How boneheaded does one have to be not to see the OBVIOUS
run around we get here when we press the details of Simmons'
exegesis! What Simmons must do is this: Revelation
20.11-15 speaks of "the death" (Greek) as being thrown into
the Lake of Fire. For Simmons, this is ONLY hadean
death. Just four verses down, "the death" (Greek) is
said to be "no more." But, THIS IS NOT THE SAME "THE
DEATH" MENTIONED JUST OVER 30 WORDS BEFORE IN THE CONTEXT
for Simmons!!!! This is a different "the death" than
"the death" thrown into the Lake of Fire!!!! Someone
help me...I am going mad!!!! (lol).
It should be quite apparent now that Simmons' alternative
leads to Universalism if in fact "the death" is defined as
merely "hades." We have PROVEN that this is not the
correct definiton, and Simmons has a hard mountain to climb
to prove otherwise. Our exegesis, following many, many
commentaries and Greek and Hebrew grammars as described in
the Grammars, is sound. I am appealing to every reader
to honestly look at what Simmons is doing in order to "make
his point." I do not dislike Mr. Simmons. He's a
brother. I abhor his methodology and exegesis.
It's poor. It clearly runs into massive problems.
This last example should show to any objective reader that
Simmons has a serious, serious exegetical problems. If

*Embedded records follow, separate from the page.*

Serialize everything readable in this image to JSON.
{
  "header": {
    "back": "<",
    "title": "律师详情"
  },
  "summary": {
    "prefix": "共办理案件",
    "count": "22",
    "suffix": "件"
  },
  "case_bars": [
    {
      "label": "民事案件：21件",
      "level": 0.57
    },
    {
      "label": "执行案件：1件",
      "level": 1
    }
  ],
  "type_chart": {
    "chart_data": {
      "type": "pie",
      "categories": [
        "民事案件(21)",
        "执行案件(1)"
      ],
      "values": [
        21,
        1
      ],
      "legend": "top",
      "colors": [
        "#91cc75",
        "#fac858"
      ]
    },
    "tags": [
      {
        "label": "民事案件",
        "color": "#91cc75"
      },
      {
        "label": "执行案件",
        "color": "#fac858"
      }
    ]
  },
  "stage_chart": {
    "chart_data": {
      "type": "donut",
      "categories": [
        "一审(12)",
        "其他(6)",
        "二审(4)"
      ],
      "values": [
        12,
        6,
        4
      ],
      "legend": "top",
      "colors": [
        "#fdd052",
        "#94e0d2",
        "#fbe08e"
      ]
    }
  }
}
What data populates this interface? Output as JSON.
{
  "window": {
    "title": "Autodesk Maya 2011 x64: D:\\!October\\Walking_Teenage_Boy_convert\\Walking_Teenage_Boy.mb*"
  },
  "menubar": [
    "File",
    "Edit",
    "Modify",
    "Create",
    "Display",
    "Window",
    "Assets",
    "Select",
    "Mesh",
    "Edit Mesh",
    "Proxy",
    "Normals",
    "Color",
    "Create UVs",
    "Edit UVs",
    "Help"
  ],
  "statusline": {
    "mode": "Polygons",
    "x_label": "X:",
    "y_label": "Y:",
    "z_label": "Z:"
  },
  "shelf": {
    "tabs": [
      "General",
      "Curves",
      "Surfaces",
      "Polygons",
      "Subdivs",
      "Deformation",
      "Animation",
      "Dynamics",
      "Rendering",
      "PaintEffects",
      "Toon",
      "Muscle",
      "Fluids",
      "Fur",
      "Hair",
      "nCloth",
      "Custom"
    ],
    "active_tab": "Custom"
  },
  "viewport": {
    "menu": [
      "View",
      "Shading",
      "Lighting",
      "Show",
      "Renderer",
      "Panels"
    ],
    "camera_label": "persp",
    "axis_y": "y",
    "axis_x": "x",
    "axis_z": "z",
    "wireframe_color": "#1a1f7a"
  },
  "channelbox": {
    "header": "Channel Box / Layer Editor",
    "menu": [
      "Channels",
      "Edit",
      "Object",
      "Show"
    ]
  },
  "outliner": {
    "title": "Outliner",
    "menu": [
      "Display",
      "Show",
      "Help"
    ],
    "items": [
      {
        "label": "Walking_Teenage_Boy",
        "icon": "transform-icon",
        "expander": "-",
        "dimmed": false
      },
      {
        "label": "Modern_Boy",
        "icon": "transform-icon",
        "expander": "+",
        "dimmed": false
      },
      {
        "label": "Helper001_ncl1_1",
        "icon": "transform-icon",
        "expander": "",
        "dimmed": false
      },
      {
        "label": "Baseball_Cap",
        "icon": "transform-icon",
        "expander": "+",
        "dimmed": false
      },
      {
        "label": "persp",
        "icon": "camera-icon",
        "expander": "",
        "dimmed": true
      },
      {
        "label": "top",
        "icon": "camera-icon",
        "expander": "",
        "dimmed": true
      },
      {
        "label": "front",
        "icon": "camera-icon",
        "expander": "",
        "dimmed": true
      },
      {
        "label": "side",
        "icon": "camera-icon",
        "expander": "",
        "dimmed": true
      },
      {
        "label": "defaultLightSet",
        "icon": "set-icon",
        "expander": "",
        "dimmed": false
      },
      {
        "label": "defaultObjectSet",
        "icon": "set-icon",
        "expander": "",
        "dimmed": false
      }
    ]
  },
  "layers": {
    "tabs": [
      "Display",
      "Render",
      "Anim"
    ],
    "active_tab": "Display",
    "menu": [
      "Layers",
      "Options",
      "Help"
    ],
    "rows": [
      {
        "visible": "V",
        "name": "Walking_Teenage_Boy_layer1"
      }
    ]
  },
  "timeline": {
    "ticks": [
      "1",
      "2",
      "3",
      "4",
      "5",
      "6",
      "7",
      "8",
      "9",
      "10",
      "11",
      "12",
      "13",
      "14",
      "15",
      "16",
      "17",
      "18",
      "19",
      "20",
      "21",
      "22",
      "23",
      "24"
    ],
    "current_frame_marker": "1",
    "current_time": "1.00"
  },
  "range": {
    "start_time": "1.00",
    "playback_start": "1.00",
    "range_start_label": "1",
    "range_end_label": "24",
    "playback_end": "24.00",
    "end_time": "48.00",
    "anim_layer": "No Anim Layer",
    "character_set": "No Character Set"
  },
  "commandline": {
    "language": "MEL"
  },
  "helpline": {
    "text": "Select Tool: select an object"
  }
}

a view cannot undergo rigorous exegetical scrutiny, then it
cannot pass the test as being "the best in Preterism."